A 401k and an IRA are both tax-advantaged accounts that incentivize saving/investing for retirement. They both restrict withdrawals from the account in exchange for deferring or excluding taxes.
The quick rundown of the differences are the following: you have more flexibility investing in an IRA, you have a higher contribution limit for a 401k, and your employer potentially matches contributions in your 401k (basically gives you free money in the account). But let’s go into some more detail.
A 401k plan is an employer sponsored retirement plan. Not all employers offer one, but many large companies do. Most offer only a Traditional 401k, but there are some companies with Roth 401k options. The employer chooses which type of account to offer and has it set up with a plan manager. There are usually specific funds available for you to invest in within the account. You usually just fill out a form to assign how much of your paycheck you would like to put into the account and how to divide it up into the different options.
There are some restrictions on withdrawing the money put into this account but you get tax benefits in return. These restrictions and benefits depend on with type of contribution you make (Traditional vs Roth). The annual contribution limit is fairly high (in 2015 it is $18,000 if you are under 50 years old, $24,000 if you are over 50).
The big advantage to contributing to your 401k is employer matching. Your employer may match your contribution which means as you put money into the 401k, your employer will also give you money to put into the account.
For example, if your company has 100% matching up to 4% of your income and you make 100k annual salary, you can contribute 4k and your company will put in 4k. This effectively makes your annual salary 104k with 8k being paid to you through your 401k. If the company’s matching was only 50%, they will put in 2k when you put in your 4k in the example above. However, the company matched amount usually vests over some period of time which means if you leave the company, you only get the amount you are vested in. For example, if your company has a vesting schedule of 4 years evenly distributed, then in the first example above with 100% matching, you would get claim to an additional 1k each year.
You are also always 100% vested in your own contributions. So let’s take that example and say you don’t contribute anymore after the first year. If you leave after 3 years with the company, you would be entitled to 3k of the 4k match from your first year as well as your own 4k contribution plus whatever gains that 7k earned in the account.
Individual Retirement Account (IRA)
An IRA is an individual retirement account, meaning you will have to set it up yourself. You will need to reach out to a broker (Charles Schwab, Fidelity, TD Ameritrade, etc.) to set up an account and you decide whether you want to open a Traditional or Roth type. You manually move money into the account which has a smaller annual contribution limit ($6,000 in 2021, $7,000 if you are over 50) relative to the 401k.
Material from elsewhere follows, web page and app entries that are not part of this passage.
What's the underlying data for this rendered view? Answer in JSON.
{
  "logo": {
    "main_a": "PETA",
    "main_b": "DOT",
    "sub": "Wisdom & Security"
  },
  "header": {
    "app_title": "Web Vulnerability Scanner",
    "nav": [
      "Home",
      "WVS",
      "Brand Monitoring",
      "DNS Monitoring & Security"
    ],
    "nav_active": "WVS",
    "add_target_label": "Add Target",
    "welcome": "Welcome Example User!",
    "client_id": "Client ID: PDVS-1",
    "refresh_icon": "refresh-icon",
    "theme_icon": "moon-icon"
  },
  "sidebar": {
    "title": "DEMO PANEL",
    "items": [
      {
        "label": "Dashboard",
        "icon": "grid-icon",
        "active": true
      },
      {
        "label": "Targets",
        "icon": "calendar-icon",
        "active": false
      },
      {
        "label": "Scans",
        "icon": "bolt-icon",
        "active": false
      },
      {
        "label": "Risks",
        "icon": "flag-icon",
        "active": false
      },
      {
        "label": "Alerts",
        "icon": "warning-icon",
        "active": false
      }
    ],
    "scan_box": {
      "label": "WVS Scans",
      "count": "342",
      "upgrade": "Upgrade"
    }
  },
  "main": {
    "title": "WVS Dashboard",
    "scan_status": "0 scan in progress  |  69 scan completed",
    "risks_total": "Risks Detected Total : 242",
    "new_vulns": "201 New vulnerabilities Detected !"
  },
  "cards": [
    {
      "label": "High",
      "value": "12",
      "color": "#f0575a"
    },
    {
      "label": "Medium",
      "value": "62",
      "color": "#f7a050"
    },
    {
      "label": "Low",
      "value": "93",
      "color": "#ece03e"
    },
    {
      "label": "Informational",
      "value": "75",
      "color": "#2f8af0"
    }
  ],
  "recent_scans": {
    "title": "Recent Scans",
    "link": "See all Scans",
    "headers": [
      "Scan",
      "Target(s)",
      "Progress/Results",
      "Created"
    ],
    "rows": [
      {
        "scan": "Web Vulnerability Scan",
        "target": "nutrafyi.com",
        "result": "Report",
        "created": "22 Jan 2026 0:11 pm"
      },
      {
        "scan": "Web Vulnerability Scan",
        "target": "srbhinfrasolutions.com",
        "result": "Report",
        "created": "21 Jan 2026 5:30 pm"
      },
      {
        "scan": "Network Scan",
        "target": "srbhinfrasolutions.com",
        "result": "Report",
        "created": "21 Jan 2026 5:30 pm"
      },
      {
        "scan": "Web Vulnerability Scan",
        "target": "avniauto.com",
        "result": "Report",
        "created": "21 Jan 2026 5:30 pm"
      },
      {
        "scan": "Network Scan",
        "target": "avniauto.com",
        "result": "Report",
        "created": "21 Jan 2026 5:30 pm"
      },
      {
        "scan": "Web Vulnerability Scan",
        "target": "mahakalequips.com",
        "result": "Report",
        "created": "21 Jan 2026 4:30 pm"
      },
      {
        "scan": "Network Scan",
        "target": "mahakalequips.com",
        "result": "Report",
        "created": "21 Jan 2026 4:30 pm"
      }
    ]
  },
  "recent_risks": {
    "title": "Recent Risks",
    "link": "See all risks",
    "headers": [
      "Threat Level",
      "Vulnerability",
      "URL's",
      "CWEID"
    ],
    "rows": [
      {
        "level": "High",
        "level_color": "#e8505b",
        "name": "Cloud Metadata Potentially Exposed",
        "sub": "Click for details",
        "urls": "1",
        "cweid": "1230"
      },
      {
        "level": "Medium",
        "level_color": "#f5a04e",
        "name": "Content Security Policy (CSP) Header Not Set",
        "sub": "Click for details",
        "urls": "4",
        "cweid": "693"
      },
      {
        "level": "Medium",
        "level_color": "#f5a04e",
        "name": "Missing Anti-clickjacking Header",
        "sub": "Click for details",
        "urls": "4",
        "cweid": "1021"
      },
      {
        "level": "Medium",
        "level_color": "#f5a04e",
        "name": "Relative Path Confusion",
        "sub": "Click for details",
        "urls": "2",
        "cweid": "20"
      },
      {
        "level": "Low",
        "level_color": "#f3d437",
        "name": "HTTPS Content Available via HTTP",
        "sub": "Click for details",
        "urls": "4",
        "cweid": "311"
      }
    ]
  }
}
You get the same restrictions and tax benefits in the IRA for the same type of contribution (Traditional vs Roth), but there are income limits to making these contributions. The main benefit of using an IRA is investment flexibility: you aren’t restricted to the investments made in the account. You can invest in individual stocks or mutual funds or index funds of your choice.
– Alexander Yuan
This content was originally published here.